Citation

Schmack, Julia (2021), Data from: Biogeography and anthropogenic impact shape the success of invasive wasps on New Zealand’s offshore islands, Dryad, Dataset, https://doi.org/10.5061/dryad.zkh189368

Abstract

Aim

The theory of island biogeography predicts that the susceptibility of an island to invasion is determined by its isolation and size. However, many island ecosystems have been intensely modified by humans. Here, we investigated the biogeographic, biotic and anthropogenic drivers of invasive social wasps on 36 offshore islands.

Location

Islands off the east coast of New Zealand’s North Island.

Taxa

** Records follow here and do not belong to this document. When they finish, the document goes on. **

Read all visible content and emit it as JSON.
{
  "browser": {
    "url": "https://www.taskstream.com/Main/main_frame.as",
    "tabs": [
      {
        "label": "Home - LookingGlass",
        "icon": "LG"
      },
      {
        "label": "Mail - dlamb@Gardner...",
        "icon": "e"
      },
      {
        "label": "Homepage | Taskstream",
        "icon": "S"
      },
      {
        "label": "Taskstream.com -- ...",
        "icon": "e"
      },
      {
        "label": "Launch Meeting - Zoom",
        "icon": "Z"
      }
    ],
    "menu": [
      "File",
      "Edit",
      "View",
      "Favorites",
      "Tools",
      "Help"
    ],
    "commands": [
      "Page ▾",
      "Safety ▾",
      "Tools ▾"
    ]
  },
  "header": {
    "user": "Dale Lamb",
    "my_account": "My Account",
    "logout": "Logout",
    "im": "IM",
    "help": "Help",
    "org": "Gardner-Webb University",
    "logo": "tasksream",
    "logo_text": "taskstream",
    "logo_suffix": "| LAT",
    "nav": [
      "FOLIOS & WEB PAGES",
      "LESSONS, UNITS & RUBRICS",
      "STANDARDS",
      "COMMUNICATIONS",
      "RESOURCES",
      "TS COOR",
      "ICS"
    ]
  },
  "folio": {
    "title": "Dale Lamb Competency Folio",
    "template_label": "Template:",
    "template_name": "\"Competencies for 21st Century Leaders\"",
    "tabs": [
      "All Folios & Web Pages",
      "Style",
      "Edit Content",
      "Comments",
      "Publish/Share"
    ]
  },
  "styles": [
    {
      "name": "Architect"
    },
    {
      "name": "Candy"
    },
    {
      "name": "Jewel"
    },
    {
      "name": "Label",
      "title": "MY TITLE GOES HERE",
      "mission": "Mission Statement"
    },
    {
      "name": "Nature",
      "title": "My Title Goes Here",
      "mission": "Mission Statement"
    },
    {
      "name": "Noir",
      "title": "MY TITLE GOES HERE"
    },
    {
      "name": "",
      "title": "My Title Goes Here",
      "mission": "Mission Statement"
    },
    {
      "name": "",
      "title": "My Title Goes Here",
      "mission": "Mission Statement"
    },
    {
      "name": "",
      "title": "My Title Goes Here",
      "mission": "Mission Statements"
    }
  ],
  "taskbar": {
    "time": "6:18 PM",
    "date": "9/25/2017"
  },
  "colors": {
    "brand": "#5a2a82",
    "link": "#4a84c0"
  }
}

Vespula germanica (Fabricius, 1793), Vespula vulgaris (Linnaeus, 1758) and Polistes chinensis antennalis (Fabricius, 1793), Polistes humilis (Fabricius, 1781).

Methods

We used GIS software for in situ randomisation of plots on each island (36 islands, 409 plots) and conducted 5-minute wasp counts to estimate wasp abundance. Wasp abundance and canopy cover were recorded at each plot. Island isolation was measured using GIS software. Data on island size, human settlement and the presence of introduced rats (Rattus spp.) were collated from the literature and island managers. The number of boat docks per island was counted from satellite images. A generalised linear mixed effect model (GLMM) was fitted to identify drivers of Vespula and Polistes abundance on offshore islands.

Results

The abundance of Vespula was negatively correlated with island isolation and canopy cover, yet positively correlated with island size. Vespula were also more abundant on islands that have been settled by humans. The abundance of Polistes was negatively correlated with canopy cover. Finally, results did not support the notion that invasive wasps were associated with introduced rats on New Zealand’s offshore islands.

Conclusions

Our findings highlight the importance of biogeographic factors, such as island size and isolation, for species invasions, and suggest that intact forest cover could contribute to biotic resistance to invasive wasps in island ecosystems. Studies of invasive species should consider the joint effects of biogeographic, biotic and anthropogenic factors to best inform conservation management.ealand’s North Island.